She met him in an Easyjet queue and “took an instant dislike to the man”. Why? Because he was obliviously buried in a book – or because of his interaction with two models, who tried to queuejump by feigning sexual interest to stand next to him? (“And he’s just like, well of course… but I get to sleep with one of you, right?”) One of the models snottily tells him that she would never sleep with a Normal like him, and he acknowledges the truth of this. Then he calls them “bitches” for playing with his feelings, makes a chivalrous speech about the transcendence of loving sex, and suggests that sleeping with them would be “necrophilia… wanking into a pretty dress”. The temptation is to cheer – he put those stuck-up cows in their place! – and I wondered if my disquiet was evidence I’ve gone full Millie Tant. (Beware men who think there are some women to whom it’s OK to be sexist.)

But no. The husband is indeed a wrong ‘un. Mulligan’s monologues are interspersed with role-plays against another pure-cyan set; a living room, with details – a sippy cup, a blanket – again picked out in orange. She chides her children, Leanne and Danny, talking to the empty air about their petty squabbles. And then, halfway through the 90-minute running time, comes the punch: “I know they’re not here by the way.
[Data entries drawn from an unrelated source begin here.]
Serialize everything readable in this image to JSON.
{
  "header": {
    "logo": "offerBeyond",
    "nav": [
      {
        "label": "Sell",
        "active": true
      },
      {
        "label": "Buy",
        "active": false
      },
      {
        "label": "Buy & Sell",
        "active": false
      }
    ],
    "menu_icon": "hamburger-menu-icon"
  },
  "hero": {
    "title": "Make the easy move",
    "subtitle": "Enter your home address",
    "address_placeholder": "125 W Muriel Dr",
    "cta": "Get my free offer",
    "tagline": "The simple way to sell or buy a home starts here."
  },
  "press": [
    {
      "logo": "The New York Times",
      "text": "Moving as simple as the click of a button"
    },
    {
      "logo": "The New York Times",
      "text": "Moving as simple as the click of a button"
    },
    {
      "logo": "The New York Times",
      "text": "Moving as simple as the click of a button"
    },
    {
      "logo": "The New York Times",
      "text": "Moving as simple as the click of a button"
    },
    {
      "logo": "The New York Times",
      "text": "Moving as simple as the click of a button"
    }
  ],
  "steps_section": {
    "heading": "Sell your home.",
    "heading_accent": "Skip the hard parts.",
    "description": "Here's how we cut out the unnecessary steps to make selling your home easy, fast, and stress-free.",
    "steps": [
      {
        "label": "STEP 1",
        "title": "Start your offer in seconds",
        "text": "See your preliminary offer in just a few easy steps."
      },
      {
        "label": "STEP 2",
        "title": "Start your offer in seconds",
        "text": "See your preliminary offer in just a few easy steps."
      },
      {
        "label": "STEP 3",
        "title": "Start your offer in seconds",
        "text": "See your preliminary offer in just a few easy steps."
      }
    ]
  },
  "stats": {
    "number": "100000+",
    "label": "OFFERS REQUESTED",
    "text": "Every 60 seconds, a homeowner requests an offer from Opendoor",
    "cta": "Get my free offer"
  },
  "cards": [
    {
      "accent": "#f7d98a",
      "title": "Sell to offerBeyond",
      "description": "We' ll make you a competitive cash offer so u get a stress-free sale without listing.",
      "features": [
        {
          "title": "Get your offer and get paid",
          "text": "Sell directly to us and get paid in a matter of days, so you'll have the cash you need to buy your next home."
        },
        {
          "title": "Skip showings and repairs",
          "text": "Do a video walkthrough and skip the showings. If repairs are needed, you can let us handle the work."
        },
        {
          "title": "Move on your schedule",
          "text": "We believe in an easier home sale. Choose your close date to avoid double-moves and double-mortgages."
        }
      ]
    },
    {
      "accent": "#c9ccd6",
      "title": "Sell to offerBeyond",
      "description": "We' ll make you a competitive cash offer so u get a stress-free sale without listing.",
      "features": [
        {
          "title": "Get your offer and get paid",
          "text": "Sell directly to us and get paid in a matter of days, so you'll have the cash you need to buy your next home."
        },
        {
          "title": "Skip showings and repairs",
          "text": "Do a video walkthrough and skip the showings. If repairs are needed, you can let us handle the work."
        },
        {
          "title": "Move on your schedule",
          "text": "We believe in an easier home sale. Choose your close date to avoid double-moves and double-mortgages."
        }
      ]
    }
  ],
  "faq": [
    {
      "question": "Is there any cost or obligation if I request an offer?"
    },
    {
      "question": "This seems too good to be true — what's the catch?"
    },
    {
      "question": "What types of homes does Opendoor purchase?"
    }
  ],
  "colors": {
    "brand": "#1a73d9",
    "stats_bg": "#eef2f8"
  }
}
My children… I know they’re dead.” My mind went instantly to a routine by Louis CK. “A woman saying yes to a date with a man is literally insane,” the comedian says. “Globally and historically, we’re the number one cause of injury and mayhem to women. If you’re a guy, imagine you could only date a half-bear-half-lion.”

The narrator’s story, of a relationship going sour, is achingly familiar. Her burgeoning career, and growing confidence; the failure of his business, and his consequent loss of status. She asks for a divorce. He tells her: “There will never come a time when you have my kids and I don’t.” One night, he sweet-talks his way past the babysitter and twists a knife into little Danny’s heart, guiding it in with his thumbnail, before stabbing Leanne eight times. (Mulligan marks each wound on her body.) He tries to kill himself.

My friends with kids tell me that giving birth rewired them, leaving them reluctant to watch any drama with children in peril. To me, Mulligan seemed oddly unemotional in recounting these horrors; but perhaps a parent’s imagination would supply all the horror required.

Is it a coincidence that this play had its premiere at the Royal Court, where artistic director Vicky Featherstone has led the theatre world’s response to a reckoning with sexual harassment? Her code of conduct outlines potentially abusive behaviour, from the obvious – “physical force or threat of force, for sexual action” – to the situational: “staring, meaningful glances”. Yet Dennis Kelly’s script, which depicts one poison drop of sexism blossoming into a manifestation of the most extreme masculine rage, shows how difficult such behaviour is to police. When should the narrator have seen the danger? How can women sort the good from the bad?

In an industry convulsed by a feminist reckoning, I was left wondering if a female playwright would have dared to write lines as starkly confrontational as the narrator’s conclusion: “We didn’t create society for men. We created it to stop men.”

Girls & Boys runs until 17 March.

Helen Lewis is deputy editor of the New Statesman. She regularly appears on BBC Radio 4’s Week in Westminster and the News Quiz, and BBC1’s Sunday Politics. 

This article first appeared in the 22 February 2018 issue of the New Statesman, Sunni vs Shia